From Wikipedia, the free encyclopedia
Jump to navigation Jump to search
Ogosta lake
Язовир Огоста
Location Montana
Coordinates 43°22′31″N 23°10′56″E / 43.37528°N 23.18222°E / 43.37528; 23.18222Coordinates: 43°22′31″N 23°10′56″E / 43.37528°N 23.18222°E / 43.37528; 23.18222
Type reservoir
Primary inflows Ogosta, Burzia and Zlatitsa rivers
Catchment area 948 km2 (366 sq mi)
Basin countries Bulgaria
Max. length 6.26 km (3.89 mi) (from map)
Max. width 2.6 km (1.6 mi) (from map)
Surface area 2,360 ha (5,800 acres)
Water volume 384 hm3 (311,000 acre⋅ft)
Surface elevation 186 m (610 ft)

Ogosta (Bulgarian: Язовир Огоста) is a lake and reservoir in the north-west of Bulgaria. The second largest artificial lake in Bulgaria (after the Iskar Reservoir), and also in the wider Balkan Peninsula, it is one of the biggest in Europe.

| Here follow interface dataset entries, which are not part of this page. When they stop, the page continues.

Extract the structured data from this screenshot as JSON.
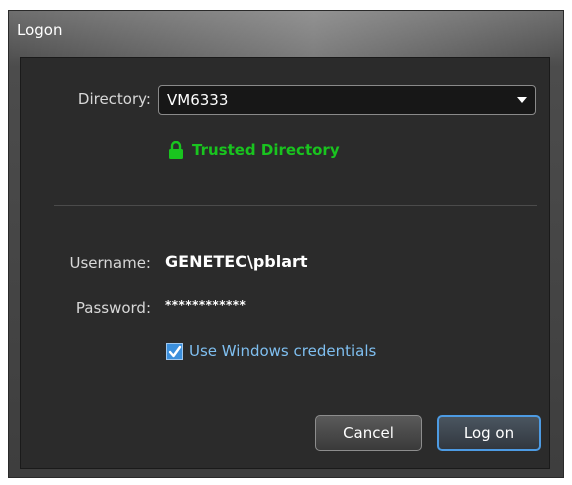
{
  "window": {
    "title": "Logon"
  },
  "form": {
    "directory_label": "Directory:",
    "directory_value": "VM6333",
    "trusted_text": "Trusted Directory",
    "username_label": "Username:",
    "username_value": "GENETEC\\pblart",
    "password_label": "Password:",
    "password_value": "************",
    "use_windows_credentials_label": "Use Windows credentials",
    "use_windows_credentials_checked": true
  },
  "buttons": {
    "cancel": "Cancel",
    "logon": "Log on"
  },
  "colors": {
    "trusted": "#19c41f",
    "accent": "#4d9be3",
    "checkbox_label": "#7fbff0"
  },
  "icons": {
    "trusted": "lock-icon",
    "directory_dropdown": "chevron-down-icon",
    "checkbox": "checkmark-icon"
  }
}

Collecting the waters of the rivers Ogosta, Burzia, and Zlatitsa, the lake begins only 600 meters to the south-west of the edge of Montana city, and its surface is some 60 meters above the ground level of the city. Its water catchment area covers 948 km,2 and the area of the lake itself is 24 hectares. The average water volume is 384 Mm,3 while the maximum volume is 506Mm3.

According to the Cambridge Ancient History, the name "Ogosta" may represent the Latin name Augusta.[1]

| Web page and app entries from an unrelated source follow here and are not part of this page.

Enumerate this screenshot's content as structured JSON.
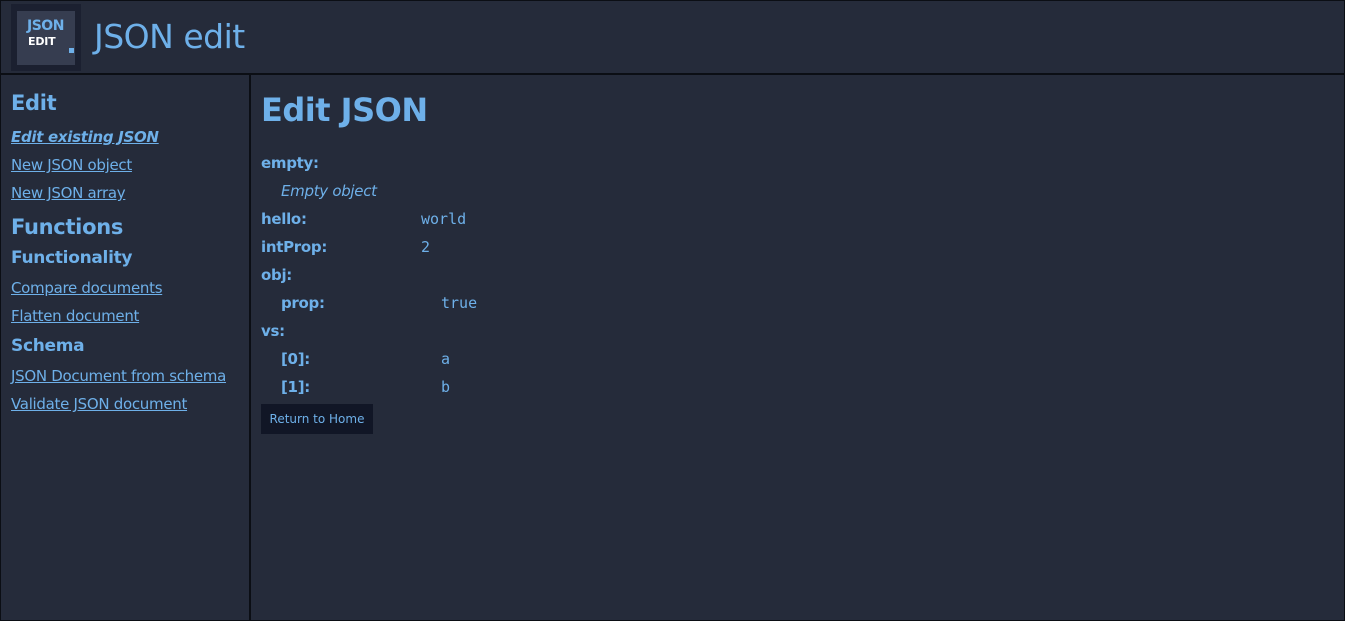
{
  "header": {
    "logo_text_top": "JSON",
    "logo_text_bottom": "EDIT",
    "title": "JSON edit"
  },
  "sidebar": {
    "edit_heading": "Edit",
    "edit_links": [
      {
        "label": "Edit existing JSON",
        "active": true
      },
      {
        "label": "New JSON object"
      },
      {
        "label": "New JSON array"
      }
    ],
    "functions_heading": "Functions",
    "functionality_heading": "Functionality",
    "functionality_links": [
      {
        "label": "Compare documents"
      },
      {
        "label": "Flatten document"
      }
    ],
    "schema_heading": "Schema",
    "schema_links": [
      {
        "label": "JSON Document from schema"
      },
      {
        "label": "Validate JSON document"
      }
    ]
  },
  "main": {
    "title": "Edit JSON",
    "entries": {
      "empty": {
        "key": "empty:",
        "note": "Empty object"
      },
      "hello": {
        "key": "hello:",
        "value": "world"
      },
      "intProp": {
        "key": "intProp:",
        "value": "2"
      },
      "obj": {
        "key": "obj:",
        "prop_key": "prop:",
        "prop_value": "true"
      },
      "vs": {
        "key": "vs:",
        "items": [
          {
            "key": "[0]:",
            "value": "a"
          },
          {
            "key": "[1]:",
            "value": "b"
          }
        ]
      }
    },
    "return_button": "Return to Home"
  },
  "colors": {
    "background": "#252b3a",
    "accent": "#6eb0e9",
    "border": "#0b0e14",
    "button_bg": "#111626"
  }
}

The construction of the dam which created the lake took twenty years and was completed in 1986. For the project two villages were flooded, Jivovtsi and Kalimanitsa, and their inhabitants were found new homes in nearby Berkovitsa and Montana.

One purpose of the new reservoir was to irrigate large areas of agricultural land lying between Montana and Zlatia, near Lom, but by 1989 only half of the necessary infrastructure of water-pipes had been laid down, and the irrigation scheme was never completed. Now the waters of the lake are used instead to generate electricity, and two hydro-electric power-stations called “Kosharnik” and “Ogosta” have been built below the dam.

In 1999 the lake was designated for commercial fishing and it now holds a wide variety of fish, including carp, carassius, rudd, carp bream, perch, nase, barbus and others.


  1. ^ John Bagnall Bury et al., The Cambridge Ancient History: the Assyrian Empire (Cambridge University Press, 1925, reprinted 1991), p. 595